One of the main ideas of the film is the confrontation between the precise popular art born at the Maidan and the bad taste of Mezhihirya. “This revolution was necessary from aesthetic point of view”, affirms one  of the characters of the film, the curator of the exposition I Am a Drop in the Ocean that took place in Vienna, Konstantin Akinsha. And one of the slogans periodically appearing on the screen says: “Bad taste is socially dangerous”.

All this needed a large social canvas, that would bring everything together in one picture and justify it.

That is why the film addresses the Maidan as a kind of global artwork. This idea was in the air since the first weeks of the protest.

…Faint notes of this grotesque appear in the film itself – in every scene with a reference to New Middle Ages. It is here that the idea comes to the mind: a question about the museification of the Maidan in the near future should probably be postponed. Ukrainian educational and artistic institutions do not yet manage to create a competent story that could include burned stones and rags from the Maidan.

And while such lacunas in the understanding of our own culture need filling, such works as ‘Revolution’ Museum are necessary as a document of the period, as a fixation of images, practices and opinions. Maria GENYK, Day-Kiev, Odesa

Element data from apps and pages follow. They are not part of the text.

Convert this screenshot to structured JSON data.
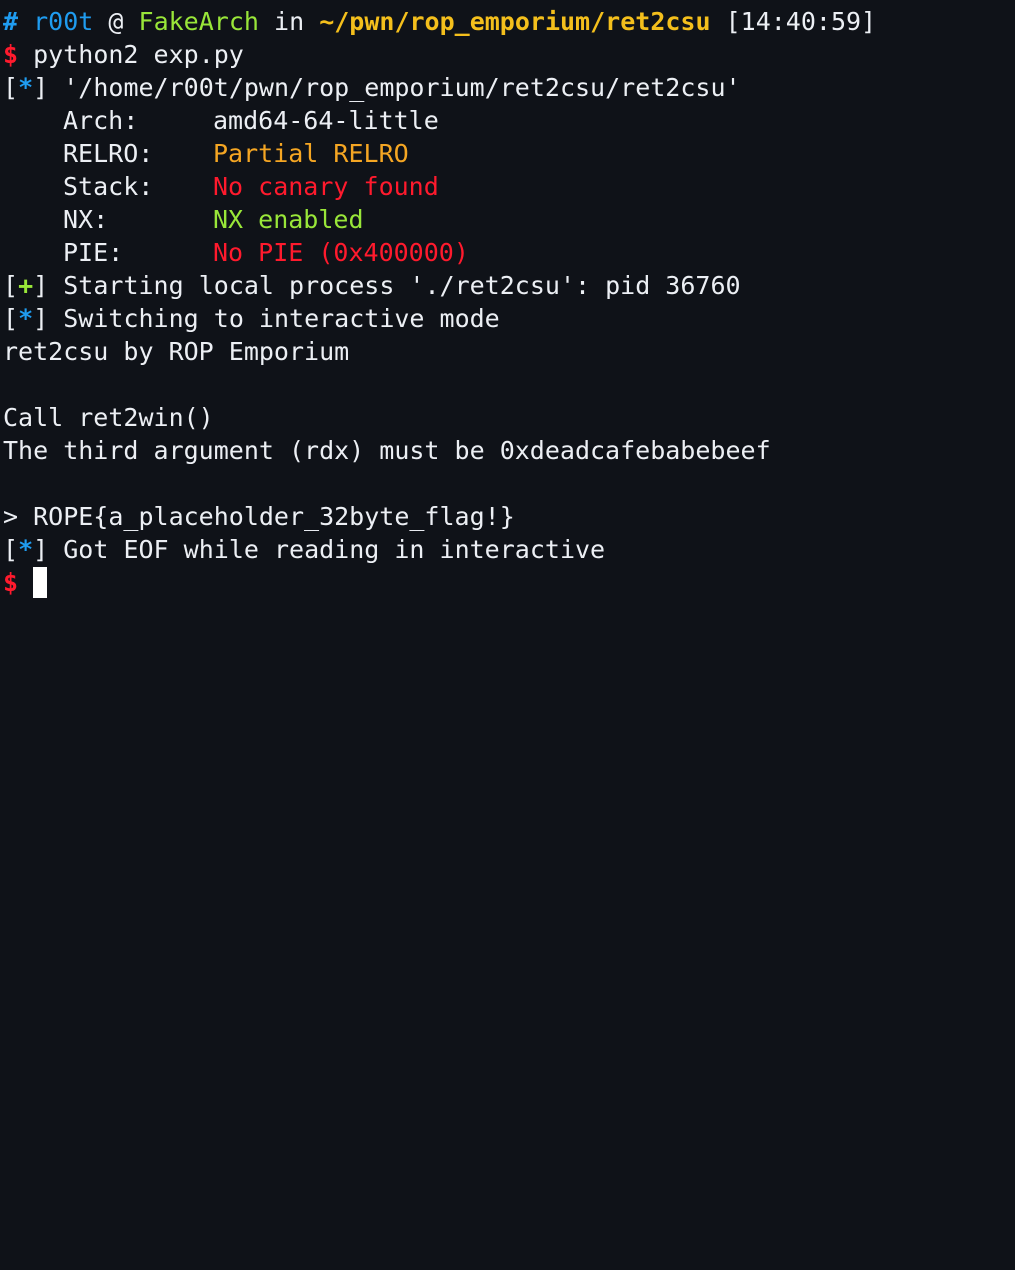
{
  "prompt": {
    "hash": "#",
    "user": "r00t",
    "at": "@",
    "host": "FakeArch",
    "in": "in",
    "path": "~/pwn/rop_emporium/ret2csu",
    "time": "[14:40:59]",
    "dollar": "$"
  },
  "command": "python2 exp.py",
  "checksec": {
    "path_line": "'/home/r00t/pwn/rop_emporium/ret2csu/ret2csu'",
    "rows": [
      {
        "key": "Arch:",
        "value": "amd64-64-little"
      },
      {
        "key": "RELRO:",
        "value": "Partial RELRO"
      },
      {
        "key": "Stack:",
        "value": "No canary found"
      },
      {
        "key": "NX:",
        "value": "NX enabled"
      },
      {
        "key": "PIE:",
        "value": "No PIE (0x400000)"
      }
    ]
  },
  "markers": {
    "star": "*",
    "plus": "+",
    "open": "[",
    "close": "]"
  },
  "log": {
    "starting": "Starting local process './ret2csu': pid 36760",
    "switching": "Switching to interactive mode",
    "banner": "ret2csu by ROP Emporium",
    "call": "Call ret2win()",
    "third_arg": "The third argument (rdx) must be 0xdeadcafebabebeef",
    "flag_line": "> ROPE{a_placeholder_32byte_flag!}",
    "eof": "Got EOF while reading in interactive"
  },
  "colors": {
    "background": "#0f1218",
    "info": "#1f9cf0",
    "success": "#99e639",
    "path": "#f4bf1c",
    "error": "#ff1a2d",
    "warning": "#f5a623"
  }
}
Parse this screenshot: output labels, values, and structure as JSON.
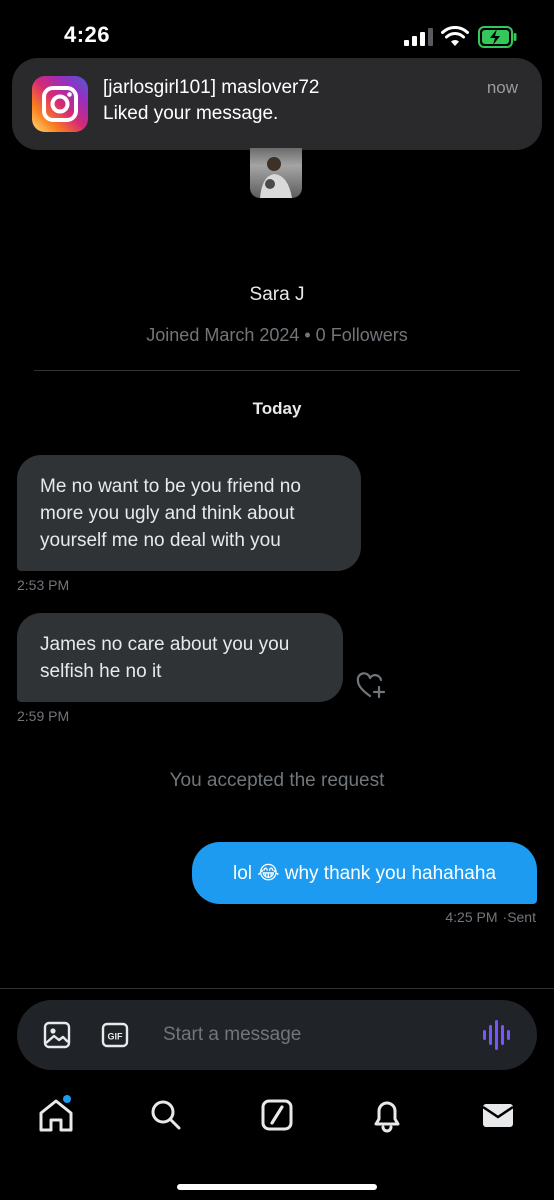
{
  "status_bar": {
    "time": "4:26"
  },
  "notification": {
    "app_icon": "instagram-icon",
    "title": "[jarlosgirl101] maslover72",
    "body": "Liked your message.",
    "time": "now"
  },
  "profile": {
    "name": "Sara J",
    "meta": "Joined March 2024 • 0 Followers"
  },
  "conversation": {
    "day_label": "Today",
    "received": [
      {
        "text": "Me no want to be you friend no more you ugly and think about yourself me no deal with you",
        "time": "2:53 PM"
      },
      {
        "text": "James no care about you you selfish he no it",
        "time": "2:59 PM"
      }
    ],
    "system_message": "You accepted the request",
    "sent": [
      {
        "text": "lol 😂 why thank you hahahaha",
        "time": "4:25 PM",
        "status": "Sent"
      }
    ]
  },
  "composer": {
    "placeholder": "Start a message"
  },
  "tab_bar": {
    "icons": [
      "home-icon",
      "search-icon",
      "grok-icon",
      "bell-icon",
      "mail-icon"
    ]
  },
  "colors": {
    "background": "#000000",
    "received_bubble": "#2f3336",
    "sent_bubble": "#1d9bf0",
    "accent": "#7856ff"
  }
}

Babintseva zeigt den Maidan, wie er während der Revolte von unzähligen Menschen in Beschlag genommen wurde und dabei von Künstlern sozusagen in eine einzige, riesige Kunstinstallation verwandelt wurde und wie die Demonstranten mittels Kunstinstallationen Kritik am System übten. Schilder und Helme werden kunstvoll bemalt, Plakate mit dem verfremdeten Konterfei Janukowiytschs zieren die Wände, Musiker spielen auf den Straßen zusammen mit Demonstranten, die der Sicherheitspolizei – im wahrsten Sinne des Wortes – den Spiegel vorhalten und diese mit ihrer Position im Staatsgefüge konfrontieren und auffordern, eben diese zu hinterfragen.

Es stellt sich die Frage, was nun vom revolutionären Gehalt auf dem Maidan und der Ukraine bleibt – nur ein Kunstwerk, welches als kontemporäre Pop-Art von oberlippenbärtigen Hipstern im Museum betrachtet wir, oder ob daraus auch mehr erwachsen kann? Man hofft, dass die Motivation der Menschen, auf die Straßen zu gehen und sich zu engagieren, mehr erricht hat und mehr erreichen wird und zu einer friedlichen Lösung der derzeitigen Situation in der Ukraine beitragen kann. – Maximilian Wuttge, HERMANN Kultur

Czy zły styl może świadczyć o problemach społecznych? Sądząc po tym, co znaleziono w luksusowej rezydencji Wiktora Janukowycza w Meżyhirii pod Kijowem, tak. Dlatego podczas Euromajdanu na miejscu obalonego pomnika Lenina stanął zloty złoty sedes z siedzącą na nim postacią zbiegłego prezydenta. Symbol kiczu, przepychu i deprawacji systemu. Protesty, które miały miejsce na Placu Niepodległości w Kijowie od grudnia 2013 do lutego 2014 r. przeorały świadomość społeczną. Uświęcony porządek – niczym bogactwa Janukowycza – trafił do muzeum historii. Nowy rodził się na barykadach. Film dokumentuje niezwykle bogactwo działań artystycznych, które miały miejsce w czasie Rewolucji Godności, poczynając od kreatywności w doborze uzbrojenia, przez zdobienie tarcz i kasków, kreatywne formy oporu na barykadach, aż po działania młodych ukraińskich artystów współczesnych, którzy pędzlem i farbą dołożyli swoją cegiełkę do walki o nowe jutro. – Gazeta.pl